The singer eventually walked away from Maiden and released several successful solo albums before rejoining the band. During some Maiden downtime, we learn that there also could have been a heavy metal take on The Three Tenors including Ronnie James Dio, Rob Halford and Dickinson. Manager Rod Smallwood wanted Queensryche's Geoff Tate instead of Dio, but a meeting where Dickinson and Tate didn't see eye to eye sealed the fate of the project.

Aviation is Dickinson's other great love, and after getting his pilot's license, the singer immersed himself in his love of the skies. There are a lot of entertaining flying stories in the book, from a harrowing solo jaunt to Las Vegas to getting a day job of flying commercial jetliners to piloting planes that took Maiden around the world.

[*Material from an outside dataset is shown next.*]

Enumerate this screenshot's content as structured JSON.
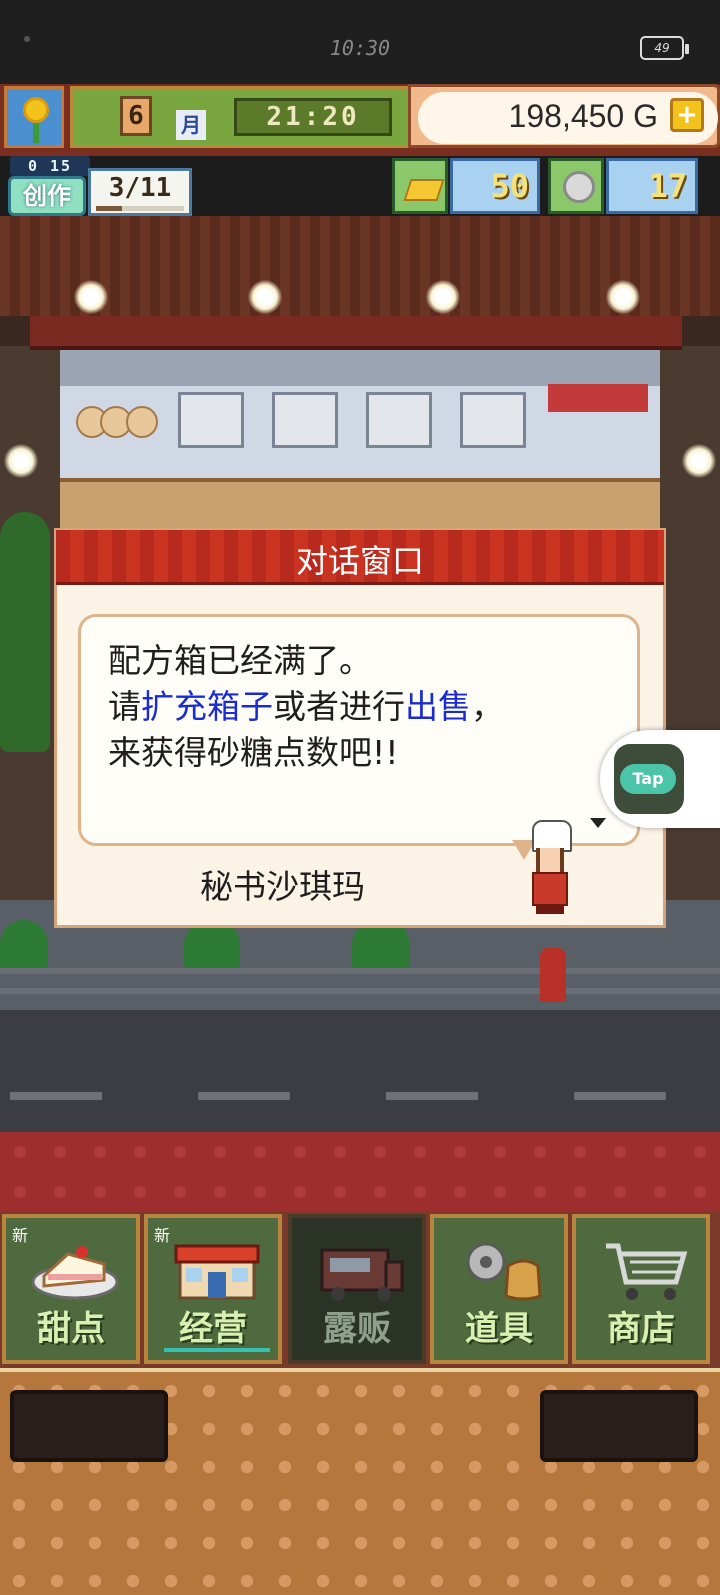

Passion and dedication to a hobby or interest is a recurring theme throughout the book. Dickinson seems unable to casually do something, instead embracing it wholeheartedly and becoming as skilled as possible. That was the case with fencing as well, where he hired world class coaches and spent endless hours practicing.

That same resolve and dedication was also evident when he battled neck and throat cancer a couple of years ago. He was told of someone else who had recovered from the same illness and said he would do it faster, and he did. He pulls no punches in how difficult and painful the disease and treatments are.

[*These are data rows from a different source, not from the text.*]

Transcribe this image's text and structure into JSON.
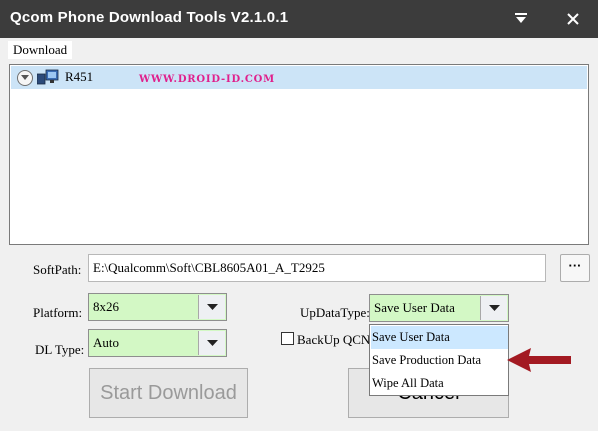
{
  "window": {
    "title": "Qcom Phone Download Tools V2.1.0.1",
    "minimize_icon": "minimize-arrow-icon",
    "close_icon": "close-icon"
  },
  "menu": {
    "items": [
      {
        "label": "Download"
      }
    ]
  },
  "device_list": {
    "items": [
      {
        "name": "R451",
        "icon": "computer-device-icon",
        "expander": "chevron-down-icon"
      }
    ]
  },
  "watermark": "WWW.DROID-ID.COM",
  "soft_path": {
    "label": "SoftPath:",
    "value": "E:\\Qualcomm\\Soft\\CBL8605A01_A_T2925",
    "browse_label": "···"
  },
  "platform": {
    "label": "Platform:",
    "value": "8x26"
  },
  "dl_type": {
    "label": "DL Type:",
    "value": "Auto"
  },
  "up_data_type": {
    "label": "UpDataType:",
    "value": "Save User Data",
    "options": [
      "Save User Data",
      "Save Production Data",
      "Wipe All Data"
    ],
    "highlighted_index": 0
  },
  "backup_qcn": {
    "label": "BackUp QCN",
    "checked": false
  },
  "buttons": {
    "start": "Start Download",
    "cancel": "Cancel"
  },
  "colors": {
    "titlebar": "#3c3c3c",
    "combo_bg": "#d3f8c5",
    "selected_row": "#cce4f7",
    "annotation_arrow": "#a31a22",
    "watermark": "#e0208c"
  }
}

What Dickinson chooses to share in the book is illuminating, interesting and very entertaining. What you won't read about is his personal life. While he opens up some about a difficult upbringing -- he didn't live with his parents for the first few years of his life and was then shipped off to boarding school -- there is no mention of wives, relationships or his children. In the afterward, he writes he made a personal executive decision of “no births, marriages or divorces of me or anybody else.”

The book could have been even more interesting if some of those elements were included, but it may have made it considerably longer, and its current length of just under 400 pages is just about right. What Does This Button Do?: An Autobiography is a very compelling read about someone who is much more than just the guy who sings for Iron Maiden. Dickinson is extremely likable, and in addition to being regaled with stories from someone you wish was your friend, you'll glean some life lessons that will last long after you close the book.

HarperCollins